I’ve been approached by clinicians around the globe asking if I’ve noticed an increase in the incidence of tongue thrust and my take on it. Although, I can’t say that I’ve noticed an increase in the percentage of tongue thrust rising in a classroom, because I am only treating tongue thrust and I’m not in a classroom. What I can tell you is that the tongue thrust characteristics are changing and some of those changes are what led to the additional considerations and exercises added last year to the Stone Tongue Thrust Protocol-2.
Additionally, as I have worked with tongue thrust elimination over the past 20 years some trends have been noted and generally accepted in this population.
#1- Early intervention is best, usually
Because elimination of tongue thrust involves retraining automatic swallow and resting muscles the recommendation for intensive intervention is held until the child is old enough to actively pay attention and the muscle awareness and control can be taught, generally age 8. Individuals over age 8 can efficiently learn a posterior swallow and elevated resting posture to eliminate tongue thrust with skilled training.
Does this create a conundrum for the clinician and/or parent who sees a tongue thrust at age 5 but is recommended to wait til 8? Is it easier to reverse habits younger? Will earlier intervention potentially reshape the development of the oral cavity and impede further progression of the reverse swallow and tongue thrust posture?

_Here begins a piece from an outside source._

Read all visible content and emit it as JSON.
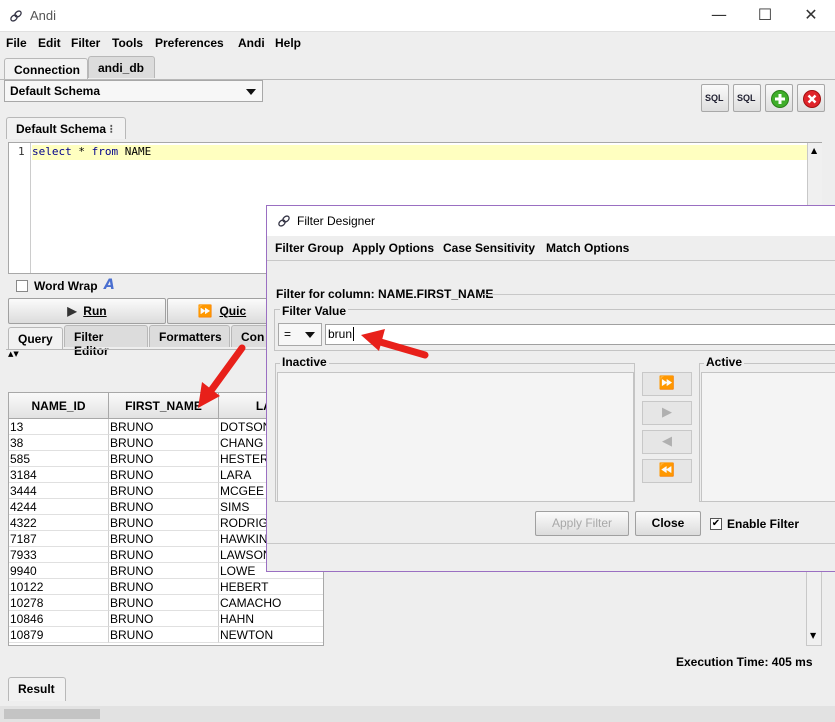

#2- Chewing is changing, generally
Because our diets have changed over the past 50 years, it does make sense that the development of our mouths has changed as well. Because I have only been a practicing clinician for the past 25 years, I will speak to the changes that I have witnessed both personally and professionally and how they overlap.
With the increased marketing of processed and convenience foods there has been a shift away from a cup, plate, and spoon to transition a baby from the breast to the table. Now the transition looks like any variety of spill proof sippy tippy cups and pouches or bags that the baby can self feed as soon as they can hold the cup or bag.
Babies are completely skipping the developmental stage of biting with those adorable first 4 teeth and learn that they chew using their tongue sucking and mashing more than a rotational chew using their teeth and tongue in tandem. This lack of chewing has altered the developmental swallow reflexes and muscle development of the jaw, lips and tongue.
#3- Breathing is changing, increasingly
Additionally, food and environmental allergies which used to be rare in children, especially under the age of 8, are now the norm. Allergies often result in stuffiness and congestion which results in breathing through the mouth rather than the nose because it is a more open and unrestricted airway.
Similar to the above example with biting and chewing, altering the way a child holds their mouth in resting posture for breathing has huge implications for the oral cavity development. If the mouth is open to breathe, the tongue naturally rests on the floor of the mouth to create an open airway. If the mouth is always open with the tongue down, the tongue muscles do not develop properly and the palate does not spread naturally because there is no mechanism to hold and expand the face properly.
Hence, small upper dental arches with crowded teeth requiring palate spreaders and orthodontia. Decreased chewing and development of the jaw, tongue, and lip muscles resulting in weak and malformed jaws as the child ages.
So what if we could go back and potentially undo some of these contributing factors at the earliest of ages rather than waiting until they are 8 and already entrenched in the reverse swallow tongue thrust patterns? This idea is so radical and revolutionary it just might change the face of tongue thrust!
Introducing the Stone Tongue Thrust Protocol-Early Intervention Program (STTP-EIP)
As with any early intervention program, earlier is better! The mission here is to eliminate tongue thrust using the natural developmental structure and function of childhood development.
This program is implemented in tandem with parents and early childhood teachers such as day care and preschool programs. Education is provided for stepping through the developmental eating phases similar to how we step through language development with a communication rich environment.
Children who are identified at risk can be started on the STTP-EIP as soon as they begin to transition from breast or bottle and at any point along the developmental continuum when risk factors are identified.
The STTP-EIP is not expected to prevent all tongue thrust nor is it a replacement for the skilled intervention of the STTP-2. What it is designed to do is increase awareness and promote eating, swallowing and resting posture that facilitates effective development of facial and oral muscles that encourage jaw growth, tongue strength and facial posture of normal development.
If you would like to join the conversation about the STTP-EIP and find out how you can use it as a parent, an early intervention provider, or an SLP stay tuned to the https://stonetonguethrustprotocol.com/ as the webinar and training courses are announced.